Continue reading World Bank: let climate-threatened Pacific islanders migrate to Australia or NZ CLIMATE CHANGE. Members of the 16-nation Pacific Islands Forum (PIF) are greeted by traditional dancers in grass skirts at the meeting’s opening in the Micronesian capital Palikir on September 8, 2016. Photo by Bill Jaynes/AFP Climate change threatens the very existence of some low-lying island countries such as Kiribati and Tuvalu
PALIKIR, Micronesia (Sept. 8, 2016) — Pacific island leaders opened their annual regional summit Thursday, September 8, with a colorful ceremony in Micronesia, as some of the world’s smallest nations vowed to put up a big fight against climate change.
Continue reading Pacific nations open summit with eye on climate fight Tabwena Kaokatekai, 42, of Buariki, a village in North Tarawa, with her newly planted mangrove trees. Erosion along the beach here has already toppled dozens of coconut trees into the ocean. JOSH HANER / THE NEW YORK TIMES Climate change is threatening the livelihoods of the people of tiny Kiribati, and even the island nation’s existence. The government is making plans for the island’s demise.
TARAWA, Kiribati (July 4. 2016) — One clear bright day last winter, a tidal surge swept over an ocean embankment here in the remote, low-lying island country of Kiribati, smashing through the doors and windows of Betio Hospital and spewing sand and debris across its
Continue reading A Remote Pacific Nation, Threatened by Rising Seas AFTER THE STORM. A handout picture made available by UNICEF on February 25, 2016 shows a child’s toy lies abandoned tattered and torn amongst the piles of debris left behind by the Category 5 Cyclone Winston that flattened the island of Koro, Fiji. Handout photo by Joseph Hing/Unicef/EPA The world’s island states will come to the United Nations not only to sign the Paris climate deal but to be first in line to make sure it goes into force
UNITED NATIONS (Apr. 22, 2016) — With their very existence under threat from climate change, the world’s island states come to the United Nations on Friday, April 22, not only to sign the Paris climate deal but to be first in line to make sure it goes into force.
Continue reading Island states come to UN ready to move on climate deal Vehicles are stranded in floodwaters at a roundabout in the ancient city of Ayutthaya, Thailand. Photograph: Christophe Archambault/AFP/Getty Images As some of the least developed nations claim they can’t access the Green Climate Fund, NGOs help with the ‘excruciatingly painful’ accreditation process
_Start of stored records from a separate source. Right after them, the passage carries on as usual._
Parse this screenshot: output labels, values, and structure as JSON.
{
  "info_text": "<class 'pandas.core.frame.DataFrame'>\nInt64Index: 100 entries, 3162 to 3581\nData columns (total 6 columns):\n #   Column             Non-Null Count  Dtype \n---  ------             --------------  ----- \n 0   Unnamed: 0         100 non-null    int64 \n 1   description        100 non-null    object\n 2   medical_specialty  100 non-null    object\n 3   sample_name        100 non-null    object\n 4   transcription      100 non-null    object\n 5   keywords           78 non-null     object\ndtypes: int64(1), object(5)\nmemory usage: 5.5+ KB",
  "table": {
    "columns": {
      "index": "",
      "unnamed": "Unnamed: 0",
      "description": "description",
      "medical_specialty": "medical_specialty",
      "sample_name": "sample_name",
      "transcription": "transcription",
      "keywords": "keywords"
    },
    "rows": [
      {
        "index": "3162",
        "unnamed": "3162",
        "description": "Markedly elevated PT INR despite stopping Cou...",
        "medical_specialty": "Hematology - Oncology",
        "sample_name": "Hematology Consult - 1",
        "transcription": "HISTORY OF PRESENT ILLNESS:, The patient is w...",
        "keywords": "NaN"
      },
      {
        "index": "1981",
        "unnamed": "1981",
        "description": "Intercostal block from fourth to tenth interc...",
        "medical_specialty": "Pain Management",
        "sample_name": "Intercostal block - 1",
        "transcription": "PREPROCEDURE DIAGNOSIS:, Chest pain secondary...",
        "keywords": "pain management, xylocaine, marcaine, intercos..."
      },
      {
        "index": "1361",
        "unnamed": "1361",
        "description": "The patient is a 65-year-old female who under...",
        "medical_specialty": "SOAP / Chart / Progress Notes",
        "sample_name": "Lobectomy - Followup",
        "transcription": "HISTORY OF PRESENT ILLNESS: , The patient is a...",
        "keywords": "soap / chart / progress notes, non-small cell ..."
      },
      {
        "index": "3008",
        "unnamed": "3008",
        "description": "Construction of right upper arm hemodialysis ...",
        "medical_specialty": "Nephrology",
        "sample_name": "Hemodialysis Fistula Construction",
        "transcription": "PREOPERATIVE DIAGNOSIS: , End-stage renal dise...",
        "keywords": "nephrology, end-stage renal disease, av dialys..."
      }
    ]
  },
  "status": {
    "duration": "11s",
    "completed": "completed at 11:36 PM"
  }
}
February 16, 2016 —When the Green Climate Fund (GCF) was announced at COP16 in 2010, the intention was to give small, developing countries direct access to finance to protect themselves
Continue reading Why can’t poor countries access the climate finance they were promised Residents of Port Vila, Vanuatu, seen amid debris. Reuters Climate change may still seem far off for some, but for the people of the island nations of Fiji, Tuvalu, Kiribati, Vanuatu, and the Marshall Islands, it is already a disturbing reality.
January 1, 2015 —In recent years, cyclones, droughts, and other natural disasters have become commonplace for these Pacific island nations, as well as several other nations. If sea levels continue to rise at their current rates, some of the islands will be fully submerged within just a few decades, according to a UN report released at the UN Climate Change Conference in Paris in early December.
Continue reading These island nations could be underwater in as little as 50 years